Upon reaching Scotty Hill we cut down to the right to join the small road from Langthwaite to Booze, the superbly named hamlet situated on the hillside at the foot of Slei Gill. Passing through the hamlet we took the upper path of a couple of options heading for Slei Gill. A striking feature on the other side of Slei Gill was the hush below Fell End at the northern terminus of Fremington Edge.
Soon the path was crossing a hush on our side of the valley. Hushing is an ancient mining method dating back to at least Roman times. A hush was created by damming water before releasing it to scour the hillside and reveal the mineral deposits below the soil. Some of the most impressive hushes to be found are in Arkengarthdale and nearby Gunnerside Gill in Swaledale.

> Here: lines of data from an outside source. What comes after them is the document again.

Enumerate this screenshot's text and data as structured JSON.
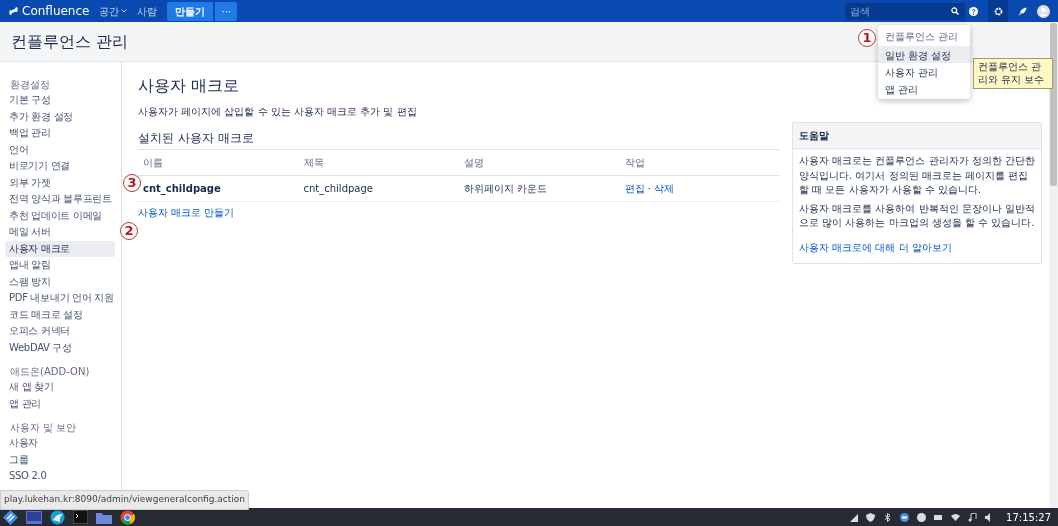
{
  "topbar": {
    "logo": "Confluence",
    "nav": [
      {
        "label": "공간",
        "dropdown": true
      },
      {
        "label": "사람",
        "dropdown": false
      }
    ],
    "create_button": "만들기",
    "more_button": "···",
    "search": {
      "placeholder": "검색"
    }
  },
  "page_title": "컨플루언스 관리",
  "sidebar": {
    "groups": [
      {
        "heading": "환경설정",
        "items": [
          {
            "label": "기본 구성",
            "selected": false
          },
          {
            "label": "추가 환경 설정",
            "selected": false
          },
          {
            "label": "백업 관리",
            "selected": false
          },
          {
            "label": "언어",
            "selected": false
          },
          {
            "label": "비로기기 연결",
            "selected": false
          },
          {
            "label": "외부 가젯",
            "selected": false
          },
          {
            "label": "전역 양식과 블루프린트",
            "selected": false
          },
          {
            "label": "추천 업데이트 이메일",
            "selected": false
          },
          {
            "label": "메일 서버",
            "selected": false
          },
          {
            "label": "사용자 매크로",
            "selected": true
          },
          {
            "label": "앱내 알림",
            "selected": false
          },
          {
            "label": "스팸 방지",
            "selected": false
          },
          {
            "label": "PDF 내보내기 언어 지원",
            "selected": false
          },
          {
            "label": "코드 매크로 설정",
            "selected": false
          },
          {
            "label": "오피스 커넥터",
            "selected": false
          },
          {
            "label": "WebDAV 구성",
            "selected": false
          }
        ]
      },
      {
        "heading": "애드온(ADD-ON)",
        "items": [
          {
            "label": "새 앱 찾기",
            "selected": false
          },
          {
            "label": "앱 관리",
            "selected": false
          }
        ]
      },
      {
        "heading": "사용자 및 보안",
        "items": [
          {
            "label": "사용자",
            "selected": false
          },
          {
            "label": "그룹",
            "selected": false
          },
          {
            "label": "SSO 2.0",
            "selected": false
          }
        ]
      }
    ]
  },
  "content": {
    "title": "사용자 매크로",
    "description": "사용자가 페이지에 삽입할 수 있는 사용자 매크로 추가 및 편집",
    "section_title": "설치된 사용자 매크로",
    "table": {
      "columns": [
        "이름",
        "제목",
        "설명",
        "작업"
      ],
      "rows": [
        {
          "name": "cnt_childpage",
          "title": "cnt_childpage",
          "description": "하위페이지 카운드",
          "actions": "편집 · 삭제"
        }
      ]
    },
    "create_link": "사용자 매크로 만들기"
  },
  "help": {
    "title": "도움말",
    "paragraphs": [
      "사용자 매크로는 컨플루언스 관리자가 정의한 간단한 양식입니다. 여기서 정의된 매크로는 페이지를 편집할 때 모든 사용자가 사용할 수 있습니다.",
      "사용자 매크로를 사용하여 반복적인 문장이나 일반적으로 많이 사용하는 마크업의 생성을 할 수 있습니다."
    ],
    "link": "사용자 매크로에 대해 더 알아보기"
  },
  "admin_menu": {
    "heading": "컨플루언스 관리",
    "items": [
      {
        "label": "일반 환경 설정",
        "selected": true
      },
      {
        "label": "사용자 관리",
        "selected": false
      },
      {
        "label": "앱 관리",
        "selected": false
      }
    ]
  },
  "tooltip": "컨플루언스 관리와 유지 보수",
  "annotations": [
    {
      "label": "1"
    },
    {
      "label": "2"
    },
    {
      "label": "3"
    }
  ],
  "status_url": "play.lukehan.kr:8090/admin/viewgeneralconfig.action",
  "taskbar": {
    "clock": "17:15:27"
  }
}
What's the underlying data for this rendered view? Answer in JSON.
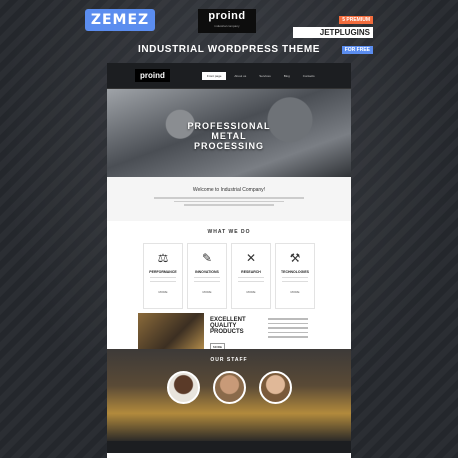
{
  "brand": {
    "zemez": "ZEMEZ"
  },
  "logo": {
    "name": "proind",
    "tagline": "industrial company"
  },
  "jet": {
    "line1": "5 PREMIUM",
    "line2": "JETPLUGINS",
    "line3": "FOR FREE"
  },
  "title": "INDUSTRIAL WORDPRESS THEME",
  "site": {
    "logo": "proind",
    "menu": [
      "Front page",
      "About us",
      "Services",
      "Blog",
      "Contacts"
    ],
    "hero": [
      "PROFESSIONAL",
      "METAL",
      "PROCESSING"
    ],
    "welcome": "Welcome to Industrial Company!",
    "what_we_do": "WHAT WE DO",
    "cards": [
      {
        "icon": "⚖",
        "title": "PERFORMANCE",
        "more": "MORE"
      },
      {
        "icon": "✎",
        "title": "INNOVATIONS",
        "more": "MORE"
      },
      {
        "icon": "✕",
        "title": "RESEARCH",
        "more": "MORE"
      },
      {
        "icon": "⚒",
        "title": "TECHNOLOGIES",
        "more": "MORE"
      }
    ],
    "quality": [
      "EXCELLENT",
      "QUALITY",
      "PRODUCTS"
    ],
    "quality_btn": "MORE",
    "our_staff": "OUR STAFF"
  }
}
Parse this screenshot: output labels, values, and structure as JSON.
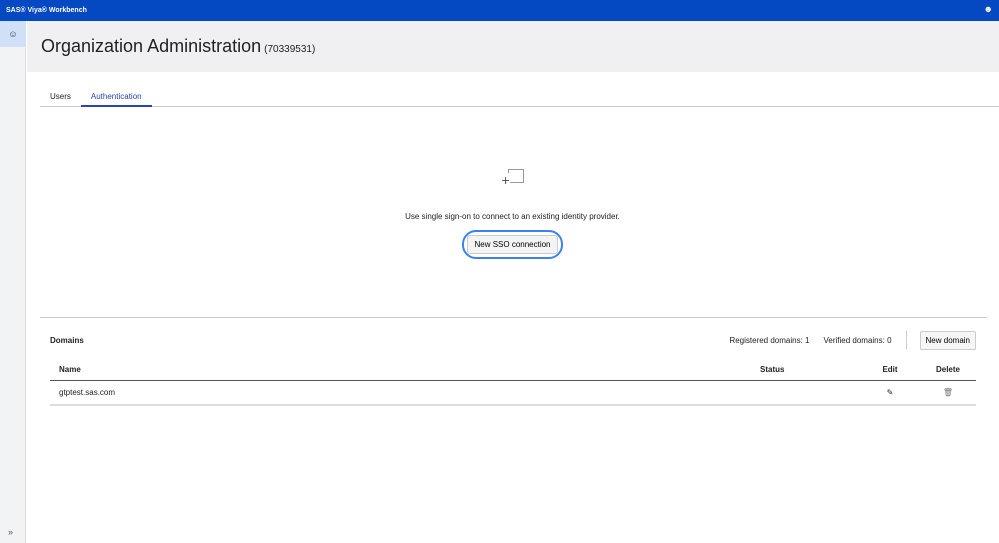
{
  "app_title": "SAS® Viya® Workbench",
  "page": {
    "title": "Organization Administration",
    "org_id": "(70339531)"
  },
  "tabs": [
    {
      "label": "Users"
    },
    {
      "label": "Authentication"
    }
  ],
  "sso": {
    "message": "Use single sign-on to connect to an existing identity provider.",
    "button": "New SSO connection"
  },
  "domains": {
    "title": "Domains",
    "registered": "Registered domains: 1",
    "verified": "Verified domains: 0",
    "new_button": "New domain",
    "columns": [
      "Name",
      "Status",
      "Edit",
      "Delete"
    ],
    "rows": [
      {
        "name": "gtptest.sas.com",
        "status": ""
      }
    ]
  }
}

After taking a look around the hush we continued past a ruined building, called Sleigill House on the map, to drop down to the stream. A few small excursions from the path revealed a couple of nice waterfalls. Another nice waterfall higher up the stream was right alongside the path just after it had passed a small cave.
After passing a lime kiln at the head of the gill we left the route of the public footpath (which at this point is virtually invisible on the ground) to take a more distinct path. This led us up alongside the unnamed gill to the west of Slack Wife Gill to reach a shooting hut. Deciding this was as good a spot as any for lunch we temporarily borrowed a couple of chairs from the shooting hut in order to sit outside and enjoy the view of Calver Hill which was illuminated by shafts of light piercing the cloud cover.
After lunch we turned right on what is probably a shooters track. Following this for half a mile we then took a turn off to the left. After a further quarter of a mile of easy walking we left the track for a ten minute bash through the heather to reach the Ordnance Survey trig point on the summit of Booze Moor.
Continuing in a general north-westerly direction we came to the top of Alcock Hush. Dropping down through this we went in search of the bridleway crossing Dry Gill. This proved to be elusive and we ended up on an increasingly broad path that passes just below Little Windegg before joining the much firmer track heading south towards Windegg Scar.
Clearly the scene for a lot of past mining activity Windegg Scar proved to be much more impressive than I’d expected. The spoil heaps and general despoliation of the scar in some ways made it even more impressive. In some places the differents layers forming the Yoredale Series of rocks could clearly be made out. Certainly it is a place I’d like to go back to investigate in more detail in the future.
Just south of Windegg Scar we dropped steeply down a bridleway to reach Windegg Lane before slanting down another pasture to Scarhouse Lane. Turning left on this we passed the impressive Scar House for the final easy stretch back into Langthwaite on a path above Arkle Beck.
This was a super walk with lots of interest, especially for those who like industrial archaeology. After this and my previous walk along Fremington Edge I’m already planning another couple of excursions into Arkengarthdale in early 2017.